-- INFORMATION GIVEN follows --

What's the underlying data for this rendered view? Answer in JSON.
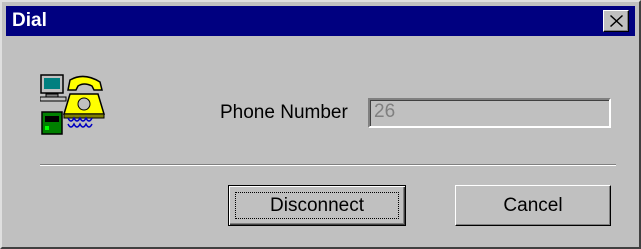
{
  "window": {
    "title": "Dial"
  },
  "form": {
    "phone_label": "Phone Number",
    "phone_value": "26"
  },
  "buttons": {
    "disconnect_label": "Disconnect",
    "cancel_label": "Cancel"
  },
  "icons": {
    "close": "close-icon",
    "app": "computer-phone-icon"
  },
  "colors": {
    "titlebar": "#000080",
    "face": "#c0c0c0",
    "title_text": "#ffffff"
  }
}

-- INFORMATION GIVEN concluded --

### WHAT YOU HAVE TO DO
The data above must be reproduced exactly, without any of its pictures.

### SOLVED PROBLEM
What's the underlying data for this rendered view? Answer in JSON.
{
  "window": {
    "title": "Dial"
  },
  "form": {
    "phone_label": "Phone Number",
    "phone_value": "26"
  },
  "buttons": {
    "disconnect_label": "Disconnect",
    "cancel_label": "Cancel"
  },
  "icons": {
    "close": "close-icon",
    "app": "computer-phone-icon"
  },
  "colors": {
    "titlebar": "#000080",
    "face": "#c0c0c0",
    "title_text": "#ffffff"
  }
}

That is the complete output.